Even as the initial turnout estimate was less than the Kremlin had expected, preliminary results on state television showed him bagging more than 70 percent of the vote.
The Kremlin’s longest-serving leader since Soviet dictator Joseph Stalin had almost 77 percent of the vote with about 95 percent of the ballots counted, putting him on track for a new six-year term, media reports said.
The numbers were high enough for Putin, 65, to claim a popular mandate for another six-year term, which under current term limits should be his last. Putin has been president since 2000, stepping aside for one term as prime minister to get around term limits.
The results represented record support for Putin, who barely campaigned before Sunday’s vote and faced no real competition in an election that even some of his seven rival candidates described as a farce.

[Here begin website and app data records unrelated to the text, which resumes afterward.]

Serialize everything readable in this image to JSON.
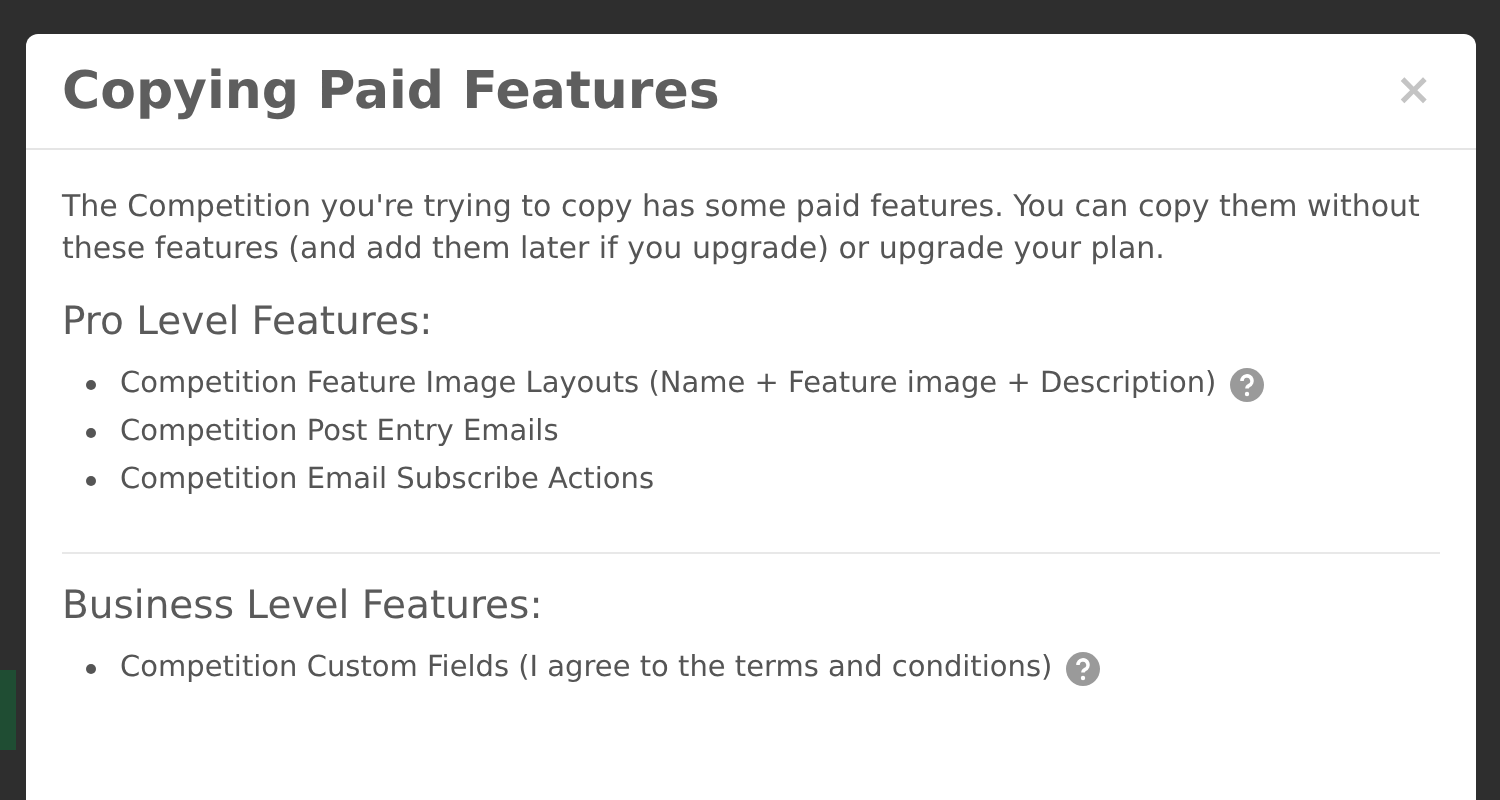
{
  "modal": {
    "title": "Copying Paid Features",
    "close": "×",
    "intro": "The Competition you're trying to copy has some paid features. You can copy them without these features (and add them later if you upgrade) or upgrade your plan.",
    "sections": [
      {
        "heading": "Pro Level Features:",
        "items": [
          {
            "text": "Competition Feature Image Layouts (Name + Feature image + Description)",
            "help": true
          },
          {
            "text": "Competition Post Entry Emails",
            "help": false
          },
          {
            "text": "Competition Email Subscribe Actions",
            "help": false
          }
        ]
      },
      {
        "heading": "Business Level Features:",
        "items": [
          {
            "text": "Competition Custom Fields (I agree to the terms and conditions)",
            "help": true
          }
        ]
      }
    ]
  }
}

“Thank you very much. Together, we’ll take on a great task in the name of Russia,” Putin reportedly said to a crowd of flag-waving supporters at a rally near Moscow’s Red Square on Sunday evening. “Success awaits us.”
Putin is likely to continue with little change in terms of trying to rebuild Russia as a global power while limiting economic reforms at home. Given his lame-duck status, many expect the fight will now begin in earnest among the Kremlin elite to choose his successor.
The Russian leader rules unchallenged at home even as the economy stagnates after the longest recession in two decades.
Abroad, he faces spiraling conflict after the UK directly accused Putin of ordering the poisoning of former double agent Sergei Skripal earlier this month.
Putin has defied US and EU sanctions over his 2014 annexation of Crimea and diplomatic pressure over Russia’s support for Syrian President Bashar al-Assad. His defiance of the West has played well in the campaign with an electorate nostalgic for Russia’s superpower status.